Blog the Change

Wednesday, April 13, 2011

Sunday, April 10, 2011

Be Careful of Flower Power



WARNING! That Hyacinth may smell good, but it's TOXIC if ingested by your pet.
In parts of the world, April showers do indeed bring May flowers, and it’s those very same flowers we have to be careful with around our pets.

While spring is the time for sprucing up the yard and planting in the garden, this yearly ritual for some outdoor enthusiasts, it’s good to keep in mind to exercise some caution along with that green thumb.

The pretty azaleas and peonies and hyacinths that line our properties are also extremely toxic if our pets ingest them. And with Easter right around the corner, please beware of friends bearing lilies. Those beautiful spring holiday plants are fatal to cats. For more info, read an article by PetMD on this. Please take a few moments to check out this video with Dr. Justine Lee from Pet Poison Helpline highlighting some of the most poisonous plants to pets:



For a list accompanied by photos of plants toxic to dogs, cats, and horses, click here for the ASPCA website listing. For another list of poisonous plants just for dogs, check out CyberCanine's list. For cats, check out CatWorld's list. In any case of possible ingestion or poisoning, always contact your vet and keep handy the Poison Control Helpline numbers:




Smokie warns, "NO Lilies, fellow kitties!"


And let's not forget about mulch. Last spring, I wrote about the toxic "cocoa mulch"...here is a video from The Dog Lodge to remind us of this danger lurking in landscapes: 


So, while we all enjoy gazing at the beautiful, aromatic spring flowers, let’s be vigil when we are gardening, walking our pets, letting them loose in the yard, or welcoming plant-bearing friends into our home— those very same plants can pose a very real threat to our beloved fur pals.

Until next time, may you and your furkids enjoy the great outdoors, stay safe, and be happy!

Friday, April 8, 2011

(Blog) Party Time!

Chloe is dressed up and ready to "pawty!"
It's Friday and that means the weekend is almost upon us! For us here at the FiveSibes' home, that means lots of time to play with our furbabies! There are so many ways to "party" on the weekend, and here is a great way for bloggers to have some fun, meet thousands of new online friends and connections, and, ready for this...? Maybe even win some cool prizes!

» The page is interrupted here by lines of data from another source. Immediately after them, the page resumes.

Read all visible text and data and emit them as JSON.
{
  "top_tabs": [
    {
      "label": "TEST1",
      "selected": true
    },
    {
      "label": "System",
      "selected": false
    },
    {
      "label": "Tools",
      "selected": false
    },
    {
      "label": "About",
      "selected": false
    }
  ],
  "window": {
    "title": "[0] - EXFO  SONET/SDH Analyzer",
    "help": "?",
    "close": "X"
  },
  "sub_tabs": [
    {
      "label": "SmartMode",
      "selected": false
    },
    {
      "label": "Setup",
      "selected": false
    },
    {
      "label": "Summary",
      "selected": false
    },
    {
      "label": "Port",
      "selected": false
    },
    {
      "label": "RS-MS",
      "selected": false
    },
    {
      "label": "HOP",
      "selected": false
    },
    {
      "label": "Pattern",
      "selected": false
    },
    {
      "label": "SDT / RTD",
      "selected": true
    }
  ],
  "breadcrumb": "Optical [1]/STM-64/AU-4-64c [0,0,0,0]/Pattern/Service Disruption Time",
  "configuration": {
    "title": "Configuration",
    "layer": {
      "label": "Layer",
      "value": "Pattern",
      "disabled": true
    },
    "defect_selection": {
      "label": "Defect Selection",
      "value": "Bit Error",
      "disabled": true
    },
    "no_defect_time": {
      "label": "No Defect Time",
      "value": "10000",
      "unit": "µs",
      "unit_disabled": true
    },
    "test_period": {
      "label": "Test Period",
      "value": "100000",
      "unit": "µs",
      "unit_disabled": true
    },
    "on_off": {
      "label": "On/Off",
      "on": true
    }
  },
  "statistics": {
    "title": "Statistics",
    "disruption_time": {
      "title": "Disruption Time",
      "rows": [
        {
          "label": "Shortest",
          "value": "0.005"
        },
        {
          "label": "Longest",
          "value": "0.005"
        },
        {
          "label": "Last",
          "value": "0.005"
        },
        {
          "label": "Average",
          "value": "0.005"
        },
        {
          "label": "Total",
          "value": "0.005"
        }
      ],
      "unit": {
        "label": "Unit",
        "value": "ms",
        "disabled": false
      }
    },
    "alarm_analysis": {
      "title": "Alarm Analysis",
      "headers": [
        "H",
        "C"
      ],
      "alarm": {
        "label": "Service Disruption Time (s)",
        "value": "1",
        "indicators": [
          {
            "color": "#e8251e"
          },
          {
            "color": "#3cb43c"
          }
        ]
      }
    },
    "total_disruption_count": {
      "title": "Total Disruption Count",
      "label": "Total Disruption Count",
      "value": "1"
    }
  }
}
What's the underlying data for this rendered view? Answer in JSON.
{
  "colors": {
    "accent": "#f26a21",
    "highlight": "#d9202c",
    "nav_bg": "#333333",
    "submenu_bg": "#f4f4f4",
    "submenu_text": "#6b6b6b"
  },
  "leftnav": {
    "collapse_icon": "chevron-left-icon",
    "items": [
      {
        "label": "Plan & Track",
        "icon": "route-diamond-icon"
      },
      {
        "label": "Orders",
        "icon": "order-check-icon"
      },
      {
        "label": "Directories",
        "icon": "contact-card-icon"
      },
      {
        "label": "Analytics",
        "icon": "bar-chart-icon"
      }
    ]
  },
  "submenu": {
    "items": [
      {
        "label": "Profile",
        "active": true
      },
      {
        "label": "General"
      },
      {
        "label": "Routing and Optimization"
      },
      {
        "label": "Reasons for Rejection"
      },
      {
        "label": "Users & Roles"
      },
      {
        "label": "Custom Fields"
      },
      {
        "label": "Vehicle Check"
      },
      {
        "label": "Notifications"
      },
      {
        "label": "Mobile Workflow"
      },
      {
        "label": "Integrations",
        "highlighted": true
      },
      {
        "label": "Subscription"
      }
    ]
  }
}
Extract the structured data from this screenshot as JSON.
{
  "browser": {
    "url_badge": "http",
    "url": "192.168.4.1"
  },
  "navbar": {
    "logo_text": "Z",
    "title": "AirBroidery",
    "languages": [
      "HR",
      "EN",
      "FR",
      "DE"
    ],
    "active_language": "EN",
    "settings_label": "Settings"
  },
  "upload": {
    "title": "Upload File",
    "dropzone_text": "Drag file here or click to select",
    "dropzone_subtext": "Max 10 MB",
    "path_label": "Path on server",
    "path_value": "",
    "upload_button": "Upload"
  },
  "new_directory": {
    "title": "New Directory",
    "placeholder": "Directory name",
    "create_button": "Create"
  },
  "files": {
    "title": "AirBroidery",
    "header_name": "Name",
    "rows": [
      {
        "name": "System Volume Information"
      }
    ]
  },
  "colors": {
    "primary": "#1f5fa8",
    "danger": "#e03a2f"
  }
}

It's the Ultimate Blog Party (UBP)! UBP is hosted annually by the 5 Minutes for Mom blog, so be sure to stop by and see all the cool stuff they have there and be sure to link over to the party "hop" and add your blog's URL to the Linksy's list!
See you at the party!

Sunday, April 3, 2011

Dream-Filled Sleep on Shadow Shot Sunday


Dream for Me
Dream for me
dear one
while your fast asleep
dream the brightest happiest dream
ever seen for me
dream of your joys and successes
dream of your spoils and messes
dream me a dream
like none ever seen
dream me that dream
for me
dream a dream of peace and light
dream a dream of hope and of right
dream me a dream of these
dream of rainbows and butterflies
dream of sunshine and clear skies
dream the brightest happiest dream ever seen
while your fast asleep
dear one
dream for me.

--Judith Clus





Friday, April 1, 2011

Happy April Fools' Day!

Woooo-ooo, Gibson's in the foolin' mood!
Today is the first day of April...and along with it comes dreams of spring for many folks (Siberian Huskies are excluded. They always wish for snow!) April 1st is also April Fools' or All Fools' Day...and in the spirit of the day (we're not big on pranks, well, maybe the Hu-Dad is) and the fun-loving mood silly Sibes can get into, we thought we leave you with a few sled dog jokes (compliments of Athropolis) to get you smiling (or rolling your eyes!):


Q: What do sled dogs play with to amuse themselves?
A: Their "Sony Sleigh Station."

Q: Where are sled dogs trained?
A: In the mush-room!

Q: How many hairs are in a sled dog's tail?
A: None. They're all on the outside.

Q: Where should you leave your dog team and sled?
A: At the barking lot!

Q: What do you call a litter of young dogs that have come in out of the snow?
A: Slush puppies!  

Q: What do sled dogs say before telling you a joke?
A: "This one will sleigh you!" 

Bark Out Loud!!!
 * * *

Now, it seems Mother Nature has a keen sense of humor, too. She had the FiveSibe kids all excited at the prediction of 6 to 8 inches of snow, but what they all woke up to was ...